Skip to content

Step Inside the Los Angeles Home of Celebrity Super-Stylist Law Roach

The style oracle for Zendaya—and a host of other A-list talents—turns his eye to his own abode

By Architectural Digest US | October 20, 2021 | Category

Picture: Law Roach in his L.A home, Instagram/@luxurylaw/@archdigest/@phyliciajphotography
Picture: Law Roach in his L.A home, Instagram/@luxurylaw/@archdigest/@phyliciajphotography

It’s been a busy fall for fashion super-stylist Law Roach. The season kicked off with a turn at the Venice Film Festival, then New York Fashion Week, followed by the Met Gala and Paris Fashion Week. Along the way, he’s been doing international press stops for the upcoming blockbusters Spiderman: No Way Home and Dune, both of which star Zendaya, one of the earliest clients to join his now robust roster of A-list celebrities.

All of this jet-setting is a far cry from the many months of pandemic lockdown that Roach spent, like many of us, working remotely from home. His Los Angeles abode is the first house he’s ever owned and designed, and the lockdown provided the ideal opportunity for the fashion maven to cultivate his taste and sensibility in the arena of interiors. “At first, I wanted the entire house to be gray: gray furniture, gray cabinetry, gray everything,” Roach recalls. “But being cooped up here, day in and day out, it just became depressing.”

So, the stylist decided to flip the script on his home decor from monochromatic subtlety to an eruption of color, pattern, highly textured materials, and lots of crazy-sexy-cool details. “I used the time to experiment. When I’m dressing someone, I always try to find a way to express their personality, and I wanted to do the same for my home,” he explains. “I’m a little crazy, so there’s a lot to look at. The house is very specific. You have to have a certain amount of imagination to really appreciate it.”
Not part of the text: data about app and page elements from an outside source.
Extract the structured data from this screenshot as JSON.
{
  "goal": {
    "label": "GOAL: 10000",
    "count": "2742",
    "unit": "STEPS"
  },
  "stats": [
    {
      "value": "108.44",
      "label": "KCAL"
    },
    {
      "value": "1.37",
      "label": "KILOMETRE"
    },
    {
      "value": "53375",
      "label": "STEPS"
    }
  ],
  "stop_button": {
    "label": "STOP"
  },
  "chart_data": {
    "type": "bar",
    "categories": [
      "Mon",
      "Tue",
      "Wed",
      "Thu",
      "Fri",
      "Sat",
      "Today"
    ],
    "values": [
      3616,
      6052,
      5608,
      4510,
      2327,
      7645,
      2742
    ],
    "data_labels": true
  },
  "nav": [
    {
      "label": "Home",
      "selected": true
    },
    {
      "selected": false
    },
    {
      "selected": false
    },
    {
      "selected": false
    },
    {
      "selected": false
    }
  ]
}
Specific, indeed. From the gold tile on the fireplace elevation to the fuchsia-tone palm-frond wallpaper on the staircase wall to the Schiaparelli-pink upholstery on the dining chairs, Roach’s flights of fancy speak to a singular creative mind unafraid of bold statements and vivid juxtapositions. Consider the dynamic media room installation—a kind of pop constructivist assemblage of hand-painted wood planks—which the stylist commissioned from Floyd Davis of the Chicago-based studio Artpentry. It may not be for the faint of heart, but in the context of Roach’s seductive lair, it’s a knockout.

“Honestly, I was a little nervous about this whole project,” Roach confesses. “I understand proportion when it comes to clothes, but figuring out scale as it applies to furniture and rooms is something else altogether. I had to learn on the job,” he adds.

Along with flexing his muscles in the design sphere, Roach used the lockdown to expand his ever evolving art collection, which focuses mainly on Black artists, both boldface names as well as up-and-coming talents. The collection encompasses signature works by Kehinde Wiley, Genesis Tramaine, and Simone Leigh, who recently made history as the first Black woman artist selected to represent the U.S. at the Venice Biennale. “I have to have an emotional connection to the artworks I live with, a connection to the narrative,” Roach insists, again stressing the correlation with his approach to fashion styling.

Surveying his delightfully idiosyncratic domain, Roach seems ready for a deeper dive into the world of decor: “I really enjoyed this process. There’s such a strong link between fashion and interiors, and I’d love to explore it even further. Maybe some kind of great collaboration with a Target or a Crate & Barrel. I work with all these couture brands, but it’s always been my dream to do something accessible to a much broader audience,” he says. And, if he does, Roach might need to set up an alternative to his current Instagram account, @luxurylaw—perhaps @lawforless. It certainly has a nice ring.

Written by Mayer Rus.

Photography by Phylicia J. L. Munn.

Styled by Law Roach and Lisa Rowe.

This article originally appeared on Architectural Digest US.